§ WHAT TO PRODUCE: Find each line below that includes "Marinated", then copy it.

§ Dataset rows describing interfaces:
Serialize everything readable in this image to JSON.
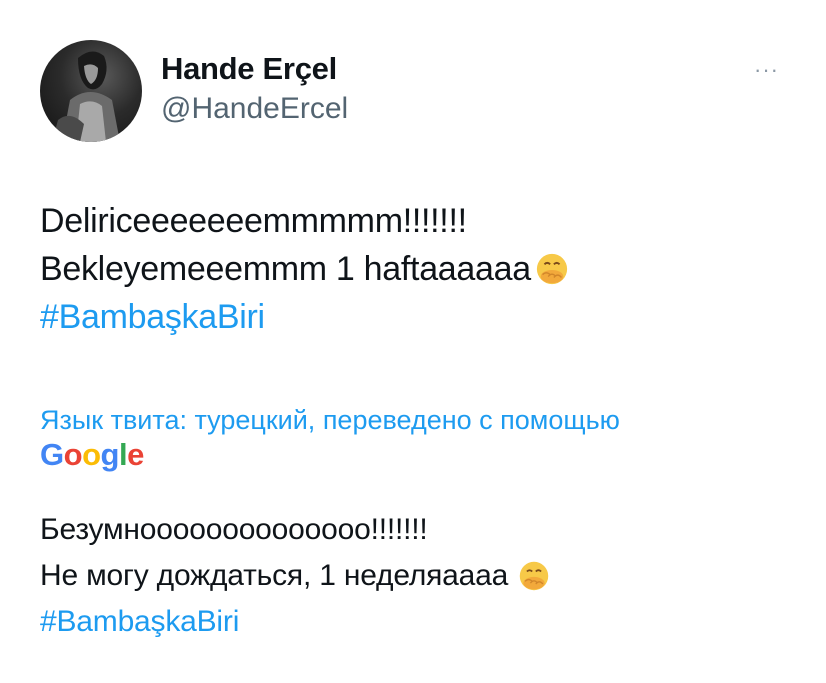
{
  "author": {
    "display_name": "Hande Erçel",
    "handle": "@HandeErcel"
  },
  "more_icon": "more-horizontal-icon",
  "tweet": {
    "line1": "Deliriceeeeeeemmmmm!!!!!!!",
    "line2": "Bekleyemeeemmm 1 haftaaaaaa",
    "hashtag": "#BambaşkaBiri",
    "emoji": "face-with-hand-over-mouth-emoji"
  },
  "translation": {
    "note": "Язык твита: турецкий, переведено с помощью",
    "provider_logo": "Google",
    "line1": "Безумноооооооооооооо!!!!!!!",
    "line2": "Не могу дождаться, 1 неделяаааа",
    "hashtag": "#BambaşkaBiri"
  },
  "colors": {
    "link": "#1d9bf0",
    "text": "#0f1419",
    "secondary": "#536471"
  }
}
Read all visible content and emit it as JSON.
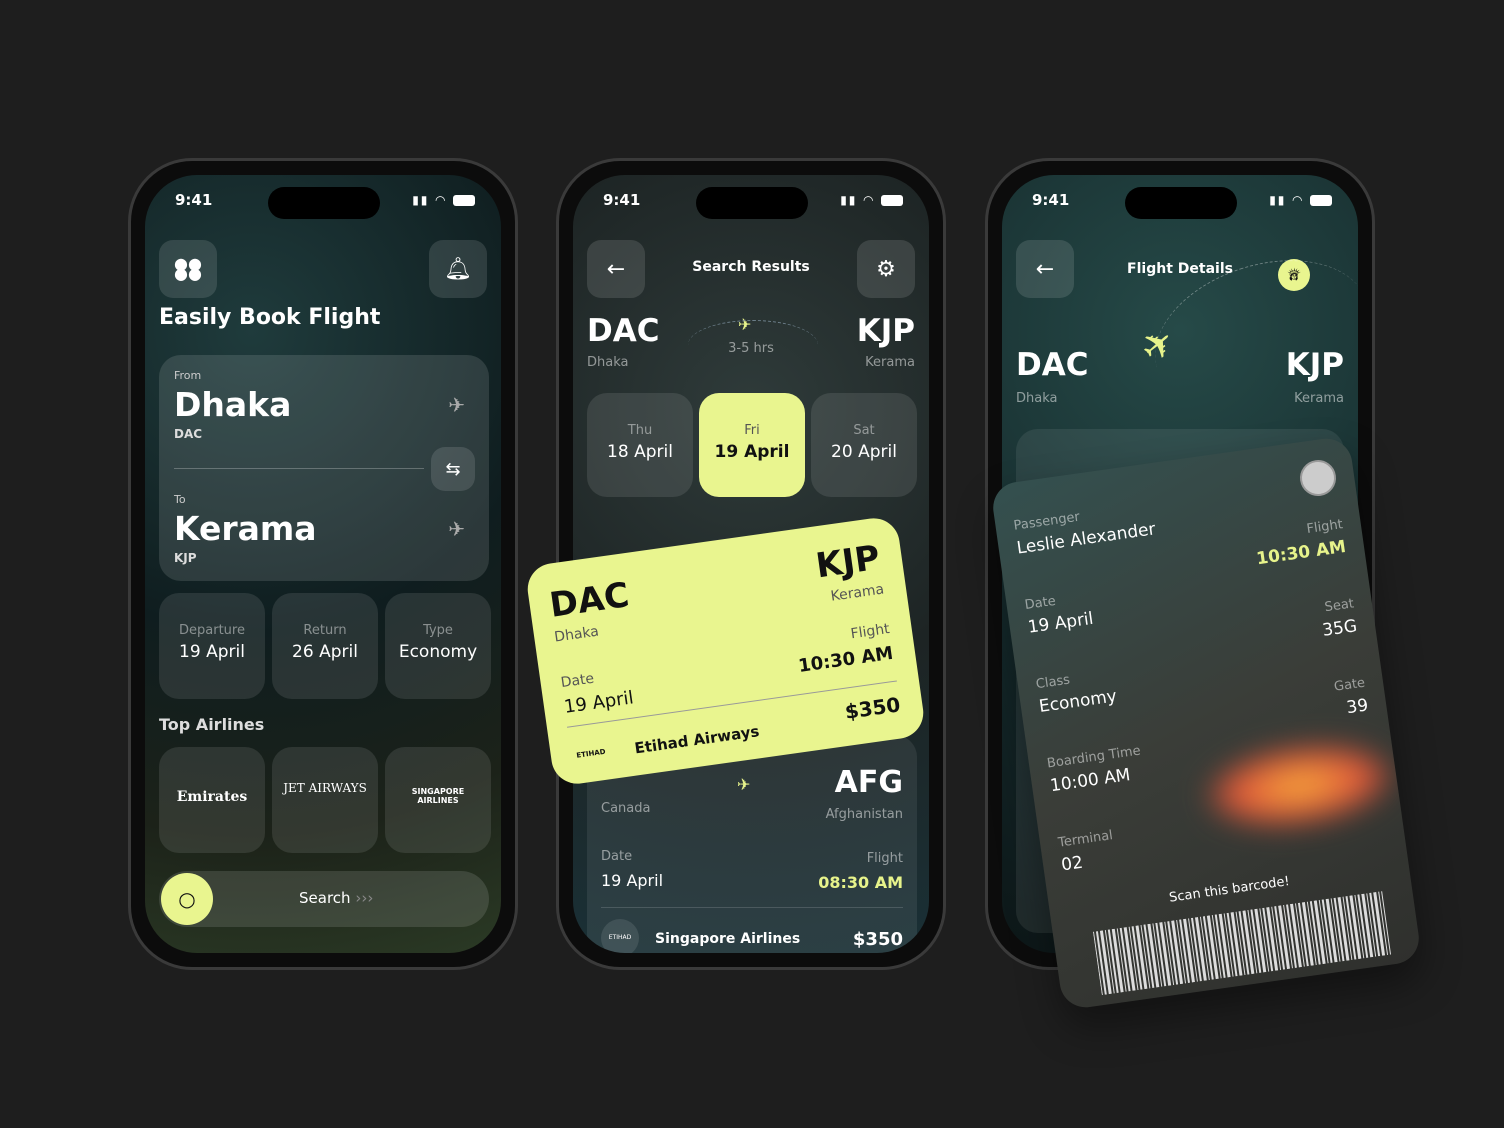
{
  "status_time": "9:41",
  "accent": "#e9f58f",
  "home": {
    "title": "Easily Book Flight",
    "menu_icon": "grid-dots-icon",
    "bell_icon": "bell-icon",
    "from": {
      "label": "From",
      "city": "Dhaka",
      "code": "DAC"
    },
    "to": {
      "label": "To",
      "city": "Kerama",
      "code": "KJP"
    },
    "options": [
      {
        "label": "Departure",
        "value": "19 April"
      },
      {
        "label": "Return",
        "value": "26 April"
      },
      {
        "label": "Type",
        "value": "Economy"
      }
    ],
    "airlines_title": "Top Airlines",
    "airlines": [
      "Emirates",
      "JET AIRWAYS",
      "SINGAPORE AIRLINES"
    ],
    "search_label": "Search"
  },
  "results": {
    "title": "Search Results",
    "from": {
      "code": "DAC",
      "city": "Dhaka"
    },
    "to": {
      "code": "KJP",
      "city": "Kerama"
    },
    "duration": "3-5 hrs",
    "days": [
      {
        "day": "Thu",
        "date": "18 April"
      },
      {
        "day": "Fri",
        "date": "19 April",
        "selected": true
      },
      {
        "day": "Sat",
        "date": "20 April"
      }
    ],
    "featured": {
      "from_code": "DAC",
      "from_city": "Dhaka",
      "to_code": "KJP",
      "to_city": "Kerama",
      "date_label": "Date",
      "date": "19 April",
      "flight_label": "Flight",
      "time": "10:30 AM",
      "airline": "Etihad Airways",
      "logo": "ETIHAD",
      "price": "$350"
    },
    "second": {
      "from_city": "Canada",
      "to_code": "AFG",
      "to_city": "Afghanistan",
      "date_label": "Date",
      "date": "19 April",
      "flight_label": "Flight",
      "time": "08:30 AM",
      "airline": "Singapore Airlines",
      "logo": "ETIHAD",
      "price": "$350"
    }
  },
  "details": {
    "title": "Flight Details",
    "from": {
      "code": "DAC",
      "city": "Dhaka"
    },
    "to": {
      "code": "KJP",
      "city": "Kerama"
    },
    "pass": {
      "passenger_label": "Passenger",
      "passenger": "Leslie Alexander",
      "date_label": "Date",
      "date": "19 April",
      "class_label": "Class",
      "class": "Economy",
      "boarding_label": "Boarding Time",
      "boarding": "10:00 AM",
      "terminal_label": "Terminal",
      "terminal": "02",
      "flight_label": "Flight",
      "flight": "10:30 AM",
      "seat_label": "Seat",
      "seat": "35G",
      "gate_label": "Gate",
      "gate": "39",
      "scan": "Scan this barcode!"
    }
  }
}
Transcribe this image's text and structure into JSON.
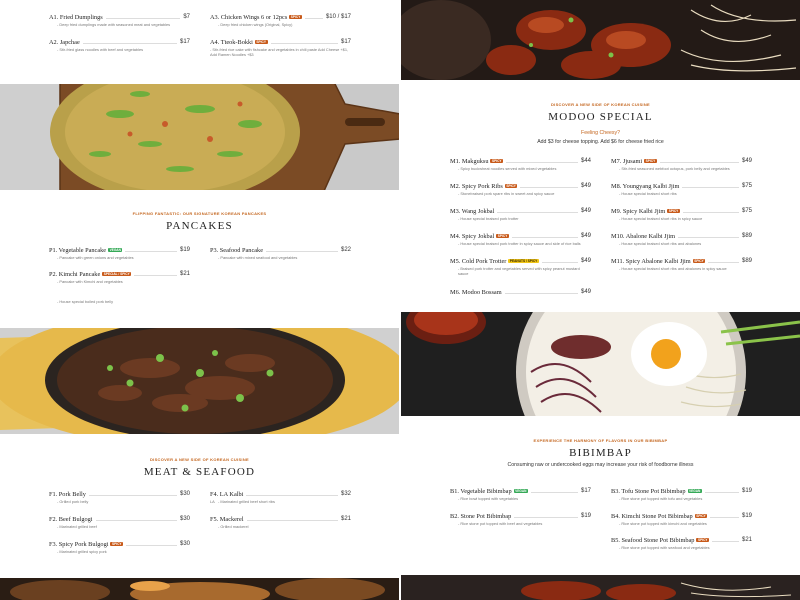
{
  "colors": {
    "accent": "#c4661f",
    "spicy_badge": "#c85a1a",
    "vegan_badge": "#35a957",
    "peanuts_badge": "#f1c617"
  },
  "badges": {
    "spicy": "SPICY",
    "vegan": "VEGAN",
    "special_spicy": "SPECIAL / SPICY",
    "peanuts_spicy": "PEANUTS / SPICY"
  },
  "appetizers": {
    "a1": {
      "name": "A1. Fried Dumplings",
      "price": "$7",
      "desc": "- Deep fried dumplings made with seasoned meat and vegetables"
    },
    "a2": {
      "name": "A2. Japchae",
      "price": "$17",
      "desc": "- Stir-fried glass noodles with beef and vegetables"
    },
    "a3": {
      "name": "A3. Chicken Wings 6 or 12pcs",
      "price": "$10 / $17",
      "desc": "- Deep fried chicken wings (Original, Spicy)"
    },
    "a4": {
      "name": "A4. Tteok-Bokki",
      "price": "$17",
      "desc": "- Stir-fried rice cake with fishcake and vegetables in chili paste Add Cheese +$1, Add Ramen Noodles +$3"
    }
  },
  "pancakes": {
    "kicker": "Flipping Fantastic: Our Signature Korean Pancakes",
    "title": "PANCAKES",
    "p1": {
      "name": "P1. Vegetable Pancake",
      "price": "$19",
      "desc": "- Pancake with green onions and vegetables"
    },
    "p2": {
      "name": "P2. Kimchi Pancake",
      "price": "$21",
      "desc": "- Pancake with Kimchi and vegetables"
    },
    "p3": {
      "name": "P3. Seafood Pancake",
      "price": "$22",
      "desc": "- Pancake with mixed seafood and vegetables"
    },
    "extra_desc": "- House special boiled pork belly"
  },
  "meat": {
    "kicker": "Discover a new side of Korean cuisine",
    "title": "MEAT & SEAFOOD",
    "f1": {
      "name": "F1. Pork Belly",
      "price": "$30",
      "desc": "- Grilled pork belly"
    },
    "f2": {
      "name": "F2. Beef Bulgogi",
      "price": "$30",
      "desc": "- Marinated grilled beef"
    },
    "f3": {
      "name": "F3. Spicy Pork Bulgogi",
      "price": "$30",
      "desc": "- Marinated grilled spicy pork"
    },
    "f4": {
      "name": "F4. LA Kalbi",
      "price": "$32",
      "label": "LA",
      "desc": "- Marinated grilled beef short ribs"
    },
    "f5": {
      "name": "F5. Mackerel",
      "price": "$21",
      "desc": "- Grilled mackerel"
    }
  },
  "modoo": {
    "kicker": "Discover a new side of Korean cuisine",
    "title": "MODOO SPECIAL",
    "feeling": "Feeling Cheesy?",
    "cheese_note": "Add $3 for cheese topping. Add $6 for cheese fried rice",
    "m1": {
      "name": "M1. Makguksu",
      "price": "$44",
      "desc": "- Spicy buckwheat noodles served with mixed vegetables"
    },
    "m2": {
      "name": "M2. Spicy Pork Ribs",
      "price": "$49",
      "desc": "- Stonebraised pork spare ribs in sweet and spicy sauce"
    },
    "m3": {
      "name": "M3. Wang Jokbal",
      "price": "$49",
      "desc": "- House special braised pork trotter"
    },
    "m4": {
      "name": "M4. Spicy Jokbal",
      "price": "$49",
      "desc": "- House special braised pork trotter in spicy sauce and side of rice balls"
    },
    "m5": {
      "name": "M5. Cold Pork Trotter",
      "price": "$49",
      "desc": "- Braised pork trotter and vegetables served with spicy peanut mustard sauce"
    },
    "m6": {
      "name": "M6. Modoo Bossam",
      "price": "$49"
    },
    "m7": {
      "name": "M7. Jjusami",
      "price": "$49",
      "desc": "- Stir-fried seasoned webfoot octopus, pork belly and vegetables"
    },
    "m8": {
      "name": "M8. Youngyang Kalbi Jjim",
      "price": "$75",
      "desc": "- House special braised short ribs"
    },
    "m9": {
      "name": "M9. Spicy Kalbi Jjim",
      "price": "$75",
      "desc": "- House special braised short ribs in spicy sauce"
    },
    "m10": {
      "name": "M10. Abalone Kalbi Jjim",
      "price": "$89",
      "desc": "- House special braised short ribs and abalones"
    },
    "m11": {
      "name": "M11. Spicy Abalone Kalbi Jjim",
      "price": "$89",
      "desc": "- House special braised short ribs and abalones in spicy sauce"
    }
  },
  "bibimbap": {
    "kicker": "Experience the harmony of flavors in our Bibimbap",
    "title": "BIBIMBAP",
    "warning": "Consuming raw or undercooked eggs may increase your risk of foodborne illness",
    "b1": {
      "name": "B1. Vegetable Bibimbap",
      "price": "$17",
      "desc": "- Rice bowl topped with vegetables"
    },
    "b2": {
      "name": "B2. Stone Pot Bibimbap",
      "price": "$19",
      "desc": "- Rice stone pot topped with beef and vegetables"
    },
    "b3": {
      "name": "B3. Tofu Stone Pot Bibimbap",
      "price": "$19",
      "desc": "- Rice stone pot topped with tofu and vegetables"
    },
    "b4": {
      "name": "B4. Kimchi Stone Pot Bibimbap",
      "price": "$19",
      "desc": "- Rice stone pot topped with kimchi and vegetables"
    },
    "b5": {
      "name": "B5. Seafood Stone Pot Bibimbap",
      "price": "$21",
      "desc": "- Rice stone pot topped with seafood and vegetables"
    }
  }
}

§ EXPECTED ANSWER:
      "desc": "- Marinated grilled beef"
      "desc": "- Marinated grilled spicy pork"
      "desc": "- Marinated grilled beef short ribs"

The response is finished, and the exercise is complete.